Another one bites the dust. Looks like the “live monkey brains for dinner” story is a big fib.
Date: Wed, 14 Aug 2002 21:29:28 +0100
From: Rachel Carthy (spam-protected)
Subject: Yet another legend bites the dust
Thursday, August 8, 2002
Debunking strange Asian myths: Part II
Do Chinese really pig out on live monkey brains? The writer couldn’t find one who has
By MARK SCHREIBER
This story began over a beer in a Kabukicho restaurant, when an adventuresome Canadian lassie named Christine, who had requested a tour of Shinjuku’s sleazier hangouts, leaned suggestively across the table and asked me in a husky voice if I had ever eaten monkey brains.
I hadn’t. And for that matter, I certainly wouldn’t. Medical textbooks say eating simian gray matter can give you kuru, a disorder similar to mad cow disease.
For those unfamiliar with this famous tale — featured in the documentary films “Mondo Cane” and “Faces of Death” — consumption of monkey brains calls for a live monkey (species not specified) to be immobilized by a collar in the center of a table designed specially for such a purpose. A tool of some sort is used to whack open his skull, upon which the live, bloody gray matter is apportioned to eagerly awaiting diners.
Christine’s question was my cue to embellish on this story, so that I might take perverse pleasure in watching her squirm with disgust.

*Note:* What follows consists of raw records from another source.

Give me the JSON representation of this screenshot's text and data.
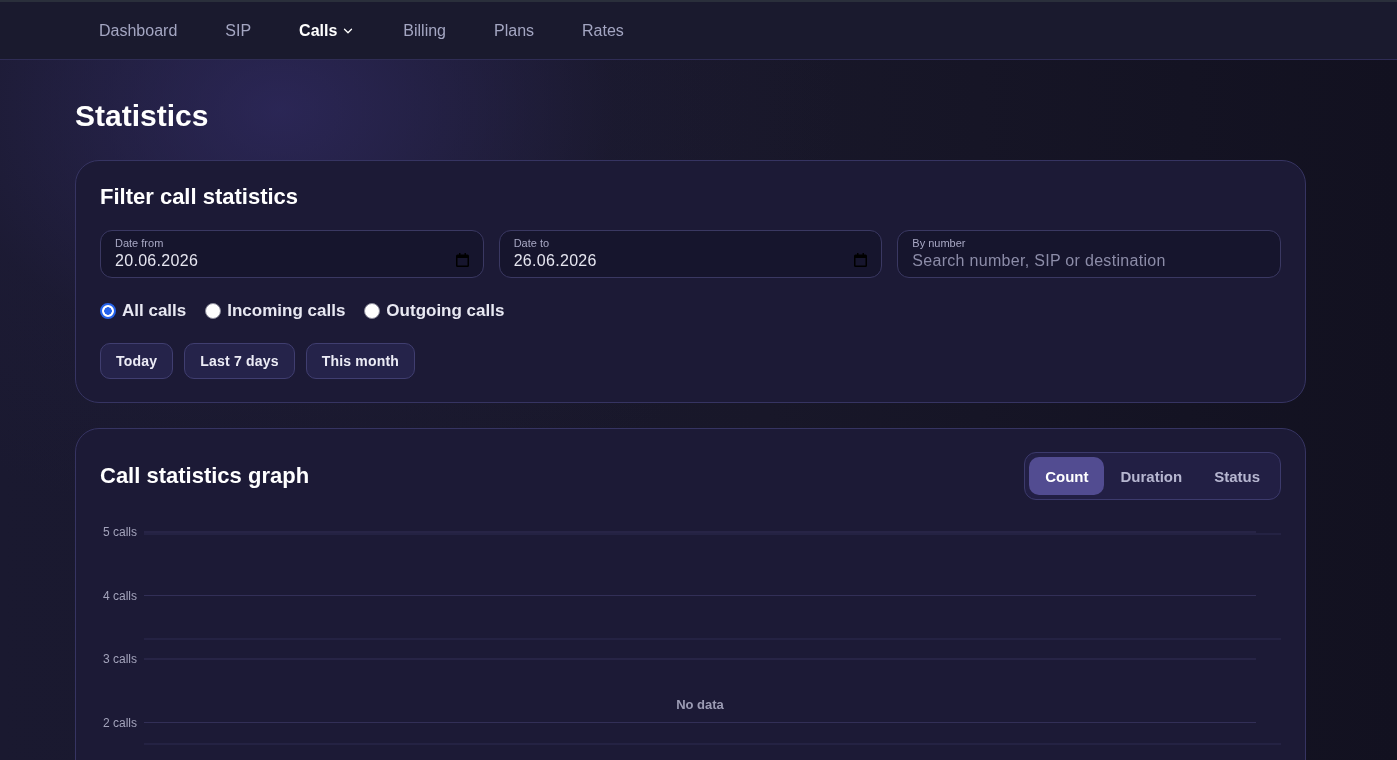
{
  "nav": [
    {
      "label": "Dashboard",
      "selected": false,
      "dropdown": false
    },
    {
      "label": "SIP",
      "selected": false,
      "dropdown": false
    },
    {
      "label": "Calls",
      "selected": true,
      "dropdown": true
    },
    {
      "label": "Billing",
      "selected": false,
      "dropdown": false
    },
    {
      "label": "Plans",
      "selected": false,
      "dropdown": false
    },
    {
      "label": "Rates",
      "selected": false,
      "dropdown": false
    }
  ],
  "page_title": "Statistics",
  "filter": {
    "title": "Filter call statistics",
    "fields": [
      {
        "kind": "date",
        "label": "Date from",
        "value": "20.06.2026"
      },
      {
        "kind": "date",
        "label": "Date to",
        "value": "26.06.2026"
      },
      {
        "kind": "search",
        "label": "By number",
        "placeholder": "Search number, SIP or destination"
      }
    ],
    "call_types": [
      {
        "label": "All calls",
        "selected": true
      },
      {
        "label": "Incoming calls",
        "selected": false
      },
      {
        "label": "Outgoing calls",
        "selected": false
      }
    ],
    "quick_ranges": [
      "Today",
      "Last 7 days",
      "This month"
    ]
  },
  "graph": {
    "title": "Call statistics graph",
    "modes": [
      {
        "label": "Count",
        "selected": true
      },
      {
        "label": "Duration",
        "selected": false
      },
      {
        "label": "Status",
        "selected": false
      }
    ],
    "axis_labels": [
      "5 calls",
      "4 calls",
      "3 calls",
      "2 calls"
    ],
    "empty_message": "No data"
  }
}
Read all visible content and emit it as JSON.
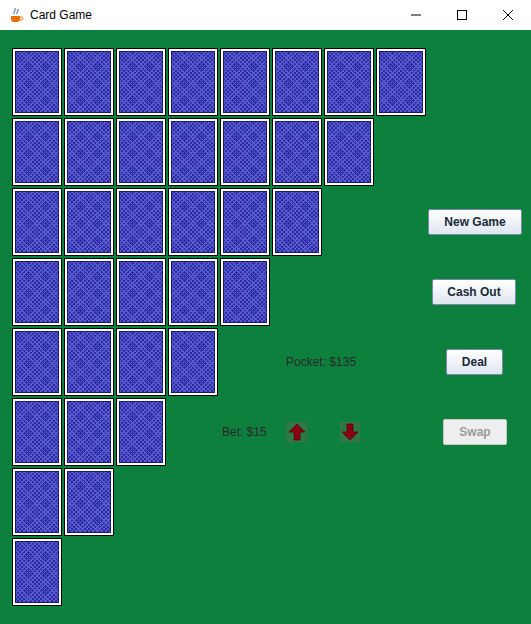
{
  "window": {
    "title": "Card Game"
  },
  "card_rows": [
    [
      {
        "face_down": true
      },
      {
        "face_down": true
      },
      {
        "face_down": true
      },
      {
        "face_down": true
      },
      {
        "face_down": true
      },
      {
        "face_down": true
      },
      {
        "face_down": true
      },
      {
        "face_down": true
      }
    ],
    [
      {
        "face_down": true
      },
      {
        "face_down": true
      },
      {
        "face_down": true
      },
      {
        "face_down": true
      },
      {
        "face_down": true
      },
      {
        "face_down": true
      },
      {
        "face_down": true
      }
    ],
    [
      {
        "face_down": true
      },
      {
        "face_down": true
      },
      {
        "face_down": true
      },
      {
        "face_down": true
      },
      {
        "face_down": true
      },
      {
        "face_down": true
      }
    ],
    [
      {
        "face_down": true
      },
      {
        "face_down": true
      },
      {
        "face_down": true
      },
      {
        "face_down": true
      },
      {
        "face_down": true
      }
    ],
    [
      {
        "face_down": true
      },
      {
        "face_down": true
      },
      {
        "face_down": true
      },
      {
        "face_down": true
      }
    ],
    [
      {
        "face_down": true
      },
      {
        "face_down": true
      },
      {
        "face_down": true
      }
    ],
    [
      {
        "face_down": true
      },
      {
        "face_down": true
      }
    ],
    [
      {
        "face_down": true
      }
    ]
  ],
  "buttons": {
    "new_game": {
      "label": "New Game",
      "disabled": false
    },
    "cash_out": {
      "label": "Cash Out",
      "disabled": false
    },
    "deal": {
      "label": "Deal",
      "disabled": false
    },
    "swap": {
      "label": "Swap",
      "disabled": true
    }
  },
  "pocket": "Pocket: $135",
  "bet": "Bet: $15"
}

But I thought for a moment and realized that, after three and a half decades of wandering around Asia — and eating things that might indeed invoke repugnance on the part of squeamish Westerners — I had yet to partake in this delicacy. I have met exactly two individuals who “claim” to have done so, both Americans and otherwise upstanding citizens, who seemed a bit irritated by my skepticism.
“It’s an urban legend,” I told her. “Nobody really eats monkey brains.”
Her countenance reflected an expression of rapt disappointment.
Well, I thought, perhaps this is as good an opportunity as any to lay this story to rest. So I began sending out e-mails to an assortment of old Asia hands — ex-military men, businessmen, government employees, missionaries, guide book editors. I also fired off queries to about a dozen Chinese chefs. Everybody knew the story. Nobody had ever actually partaken of such a meal, or witnessed a monkey meet its maker in such a cruel manner.
A few got a good chuckle out of letting their imaginations run wild.
“Most Chinese places do a lousy job on monkey brains,” one Washington D.C. acquaintance replied, tongue in cheek. “I have a friend who is a high ranking patron of the Friends of the National Zoo and he gets me anything I need. It’s not too difficult to prepare at home — the most difficult part is holding the little bastards still without getting bitten.”
I also succeeded in getting columnist Cecil Adams to post my query on The Straight Dope web site, and drew quite a few responses. One message, from Gopinath Nagaraj, was of particular interest, and I include it here in its entirety.
“The story of the monkey being shackled under a table only to have its skull removed and its brain scooped out while it is still alive originates apparently in a newspaper report to that effect sometime in 1948, when a columnist (I’ve forgotten his name) wrote a tongue-in-cheek column on the feeding habits of ethnic Chinese. He was also apparently responsible for the saying that the Chinese eat everything in the water except submarines, everything in the air except airplanes and everything with legs except furniture.
“He confessed in a revelation some time back (shortly before his death) that he had no idea that the monkey brain story would take on the dimension of an urban legend, but there you are. I am inclined to believe him because in my numerous travels, I have visited many Chinese restaurants, and, while all have heard the story, none have witnessed the event.”
Oh yes; in my exhaustive search I did find a restaurant in Beijing with “monkey’s brain” on the menu. But get this: it’s a vegetarian establishment. The “brain” is likely to be tofu, which in Chinese is colorfully described as nao (brains) in certain types of cuisine. And when I asked a Chinese chef in my neighborhood what he knew about monkey brains, he brandished a transparent bag of brown, fuzzy mushrooms labeled hou-tou (monkey’s head), imported from China.
And that’s as close as I succeeded in getting to the bottom, or rather the “top” of this famous story.